From the data, copy out every line in which the word "minutes" appears.

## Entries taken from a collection
####

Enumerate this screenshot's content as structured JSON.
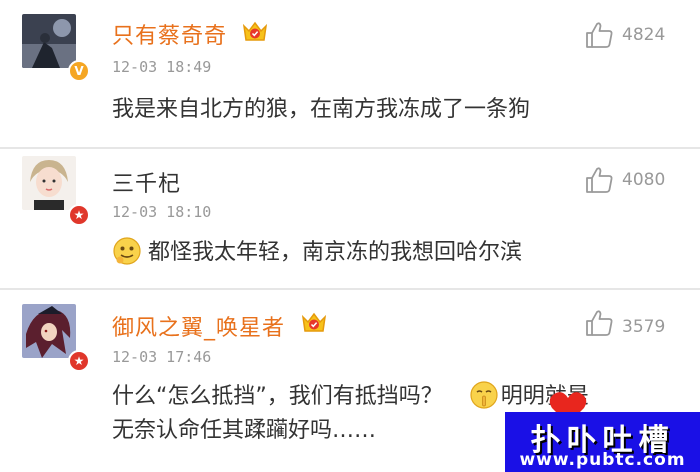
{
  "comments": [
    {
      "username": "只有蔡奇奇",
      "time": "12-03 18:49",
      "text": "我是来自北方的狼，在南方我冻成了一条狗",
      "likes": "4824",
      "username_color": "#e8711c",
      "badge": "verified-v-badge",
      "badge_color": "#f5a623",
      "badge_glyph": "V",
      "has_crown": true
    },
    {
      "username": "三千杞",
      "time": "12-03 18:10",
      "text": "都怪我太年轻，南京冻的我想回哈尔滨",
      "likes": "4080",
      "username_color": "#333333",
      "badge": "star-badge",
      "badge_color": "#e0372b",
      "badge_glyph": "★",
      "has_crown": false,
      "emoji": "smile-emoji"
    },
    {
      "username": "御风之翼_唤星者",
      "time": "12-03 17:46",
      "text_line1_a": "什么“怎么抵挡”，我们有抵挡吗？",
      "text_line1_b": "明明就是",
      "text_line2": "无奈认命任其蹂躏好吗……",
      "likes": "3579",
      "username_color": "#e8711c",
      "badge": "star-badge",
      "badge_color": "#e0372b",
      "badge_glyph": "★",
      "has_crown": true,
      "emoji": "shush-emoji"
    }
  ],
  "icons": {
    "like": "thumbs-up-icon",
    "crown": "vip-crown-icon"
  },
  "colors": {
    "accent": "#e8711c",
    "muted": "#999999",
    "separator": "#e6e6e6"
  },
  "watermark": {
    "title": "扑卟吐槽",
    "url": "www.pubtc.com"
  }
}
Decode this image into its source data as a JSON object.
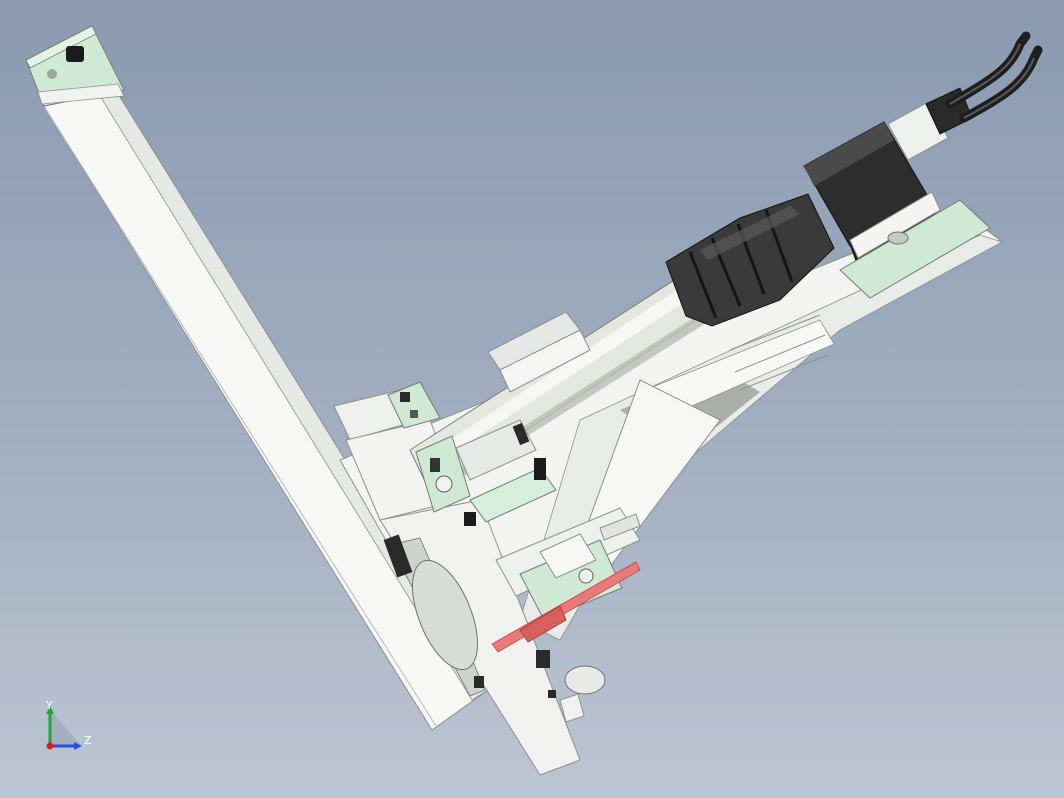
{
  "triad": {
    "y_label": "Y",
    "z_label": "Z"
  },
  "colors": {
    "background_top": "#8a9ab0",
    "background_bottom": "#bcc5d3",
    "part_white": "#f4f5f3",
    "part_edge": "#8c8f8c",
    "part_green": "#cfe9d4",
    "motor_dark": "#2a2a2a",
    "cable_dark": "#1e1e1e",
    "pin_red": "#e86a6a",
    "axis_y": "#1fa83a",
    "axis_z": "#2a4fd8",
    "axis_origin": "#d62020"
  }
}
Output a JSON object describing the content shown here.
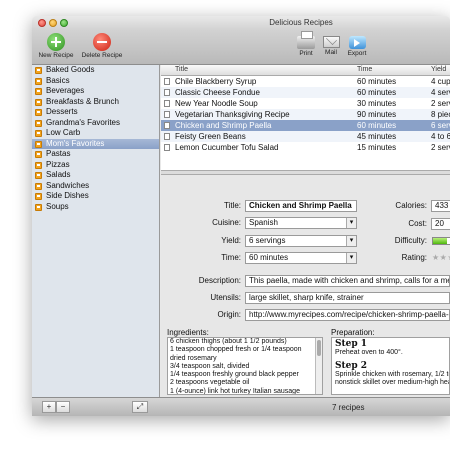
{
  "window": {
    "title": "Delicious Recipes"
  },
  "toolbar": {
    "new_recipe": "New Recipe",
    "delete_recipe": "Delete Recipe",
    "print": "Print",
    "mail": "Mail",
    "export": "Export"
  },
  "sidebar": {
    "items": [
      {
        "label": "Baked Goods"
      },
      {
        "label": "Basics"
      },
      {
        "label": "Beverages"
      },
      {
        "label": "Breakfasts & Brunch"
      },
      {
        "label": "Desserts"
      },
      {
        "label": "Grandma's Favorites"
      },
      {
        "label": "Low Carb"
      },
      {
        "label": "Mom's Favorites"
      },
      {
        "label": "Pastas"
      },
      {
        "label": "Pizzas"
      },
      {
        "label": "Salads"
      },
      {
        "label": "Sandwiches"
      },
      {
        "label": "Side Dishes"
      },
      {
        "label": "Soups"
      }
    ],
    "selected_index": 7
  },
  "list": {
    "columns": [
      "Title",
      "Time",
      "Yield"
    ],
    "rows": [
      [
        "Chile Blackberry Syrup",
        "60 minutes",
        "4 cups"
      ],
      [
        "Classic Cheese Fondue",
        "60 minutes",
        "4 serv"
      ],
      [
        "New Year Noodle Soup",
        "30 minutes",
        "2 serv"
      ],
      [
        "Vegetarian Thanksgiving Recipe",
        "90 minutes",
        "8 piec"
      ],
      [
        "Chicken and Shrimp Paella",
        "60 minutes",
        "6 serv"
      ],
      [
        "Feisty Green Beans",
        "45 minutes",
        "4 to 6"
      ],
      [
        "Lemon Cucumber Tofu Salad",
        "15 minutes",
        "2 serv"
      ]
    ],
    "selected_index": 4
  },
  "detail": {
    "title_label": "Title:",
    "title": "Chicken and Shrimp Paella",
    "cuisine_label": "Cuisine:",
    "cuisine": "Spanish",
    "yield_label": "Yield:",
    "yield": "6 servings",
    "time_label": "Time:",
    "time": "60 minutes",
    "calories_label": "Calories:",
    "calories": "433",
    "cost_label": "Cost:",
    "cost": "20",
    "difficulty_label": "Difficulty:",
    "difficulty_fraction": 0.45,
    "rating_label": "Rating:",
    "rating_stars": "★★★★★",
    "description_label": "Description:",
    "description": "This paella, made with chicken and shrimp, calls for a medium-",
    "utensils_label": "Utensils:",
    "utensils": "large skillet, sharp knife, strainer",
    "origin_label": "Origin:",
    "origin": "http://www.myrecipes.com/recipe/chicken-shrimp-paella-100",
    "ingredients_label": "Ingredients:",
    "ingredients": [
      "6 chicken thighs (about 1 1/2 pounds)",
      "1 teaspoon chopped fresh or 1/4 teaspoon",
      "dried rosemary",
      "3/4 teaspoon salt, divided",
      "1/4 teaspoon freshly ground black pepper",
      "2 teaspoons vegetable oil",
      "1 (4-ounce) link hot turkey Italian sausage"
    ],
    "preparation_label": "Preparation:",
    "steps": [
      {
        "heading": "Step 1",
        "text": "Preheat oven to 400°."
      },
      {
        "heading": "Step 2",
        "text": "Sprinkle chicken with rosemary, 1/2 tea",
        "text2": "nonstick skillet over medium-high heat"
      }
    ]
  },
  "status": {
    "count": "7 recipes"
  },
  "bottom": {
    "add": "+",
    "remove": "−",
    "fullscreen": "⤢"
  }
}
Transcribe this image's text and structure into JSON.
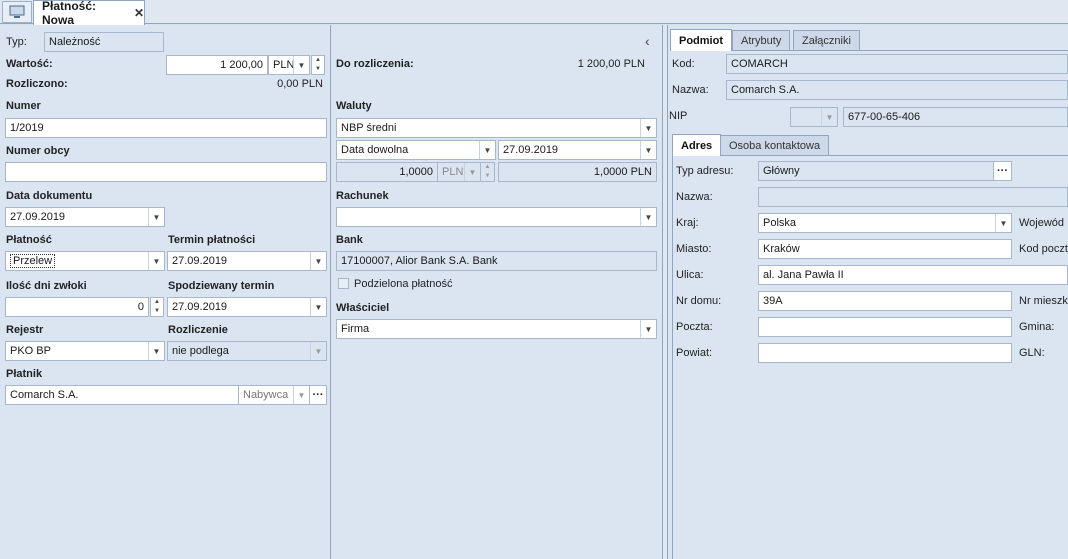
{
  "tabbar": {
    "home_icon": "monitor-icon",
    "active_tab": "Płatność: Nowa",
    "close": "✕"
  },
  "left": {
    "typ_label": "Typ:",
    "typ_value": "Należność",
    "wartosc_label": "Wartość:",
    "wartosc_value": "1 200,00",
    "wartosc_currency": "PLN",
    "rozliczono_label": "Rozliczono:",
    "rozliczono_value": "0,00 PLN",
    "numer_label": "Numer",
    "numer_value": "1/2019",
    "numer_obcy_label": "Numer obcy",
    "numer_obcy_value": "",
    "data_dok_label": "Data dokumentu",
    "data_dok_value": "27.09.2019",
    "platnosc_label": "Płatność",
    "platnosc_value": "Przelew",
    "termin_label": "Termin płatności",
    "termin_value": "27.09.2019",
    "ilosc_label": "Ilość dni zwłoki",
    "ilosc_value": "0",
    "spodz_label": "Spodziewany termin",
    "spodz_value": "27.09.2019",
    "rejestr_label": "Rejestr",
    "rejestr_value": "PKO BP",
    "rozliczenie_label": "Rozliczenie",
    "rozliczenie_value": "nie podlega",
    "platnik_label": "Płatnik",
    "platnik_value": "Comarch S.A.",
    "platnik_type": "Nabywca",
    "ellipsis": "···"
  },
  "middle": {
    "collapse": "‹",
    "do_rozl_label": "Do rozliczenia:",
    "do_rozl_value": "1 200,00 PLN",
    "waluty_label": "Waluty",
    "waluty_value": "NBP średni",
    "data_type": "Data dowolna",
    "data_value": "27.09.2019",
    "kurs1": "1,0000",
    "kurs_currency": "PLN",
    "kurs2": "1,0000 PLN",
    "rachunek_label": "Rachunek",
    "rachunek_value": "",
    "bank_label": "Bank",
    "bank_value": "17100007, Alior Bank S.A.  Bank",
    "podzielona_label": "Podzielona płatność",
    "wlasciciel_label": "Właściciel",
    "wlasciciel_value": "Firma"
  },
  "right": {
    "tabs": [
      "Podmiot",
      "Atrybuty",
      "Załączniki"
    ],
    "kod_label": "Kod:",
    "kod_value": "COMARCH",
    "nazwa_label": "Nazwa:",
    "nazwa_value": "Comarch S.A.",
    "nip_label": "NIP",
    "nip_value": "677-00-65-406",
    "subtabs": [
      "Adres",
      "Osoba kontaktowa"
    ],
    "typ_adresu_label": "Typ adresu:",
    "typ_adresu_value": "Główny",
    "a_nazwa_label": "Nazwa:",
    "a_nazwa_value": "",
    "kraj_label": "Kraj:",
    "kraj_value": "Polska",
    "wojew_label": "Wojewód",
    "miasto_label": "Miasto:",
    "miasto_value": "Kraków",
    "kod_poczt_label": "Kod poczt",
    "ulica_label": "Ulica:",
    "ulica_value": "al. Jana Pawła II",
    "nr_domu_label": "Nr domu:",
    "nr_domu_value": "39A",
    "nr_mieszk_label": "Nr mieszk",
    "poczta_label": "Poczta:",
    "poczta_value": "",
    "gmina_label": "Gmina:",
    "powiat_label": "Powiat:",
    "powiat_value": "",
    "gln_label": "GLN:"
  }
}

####

## Completed task
        "60 minutes",
        "60 minutes",
        "30 minutes",
        "90 minutes",
        "60 minutes",
        "45 minutes",
        "15 minutes",
    "time": "60 minutes",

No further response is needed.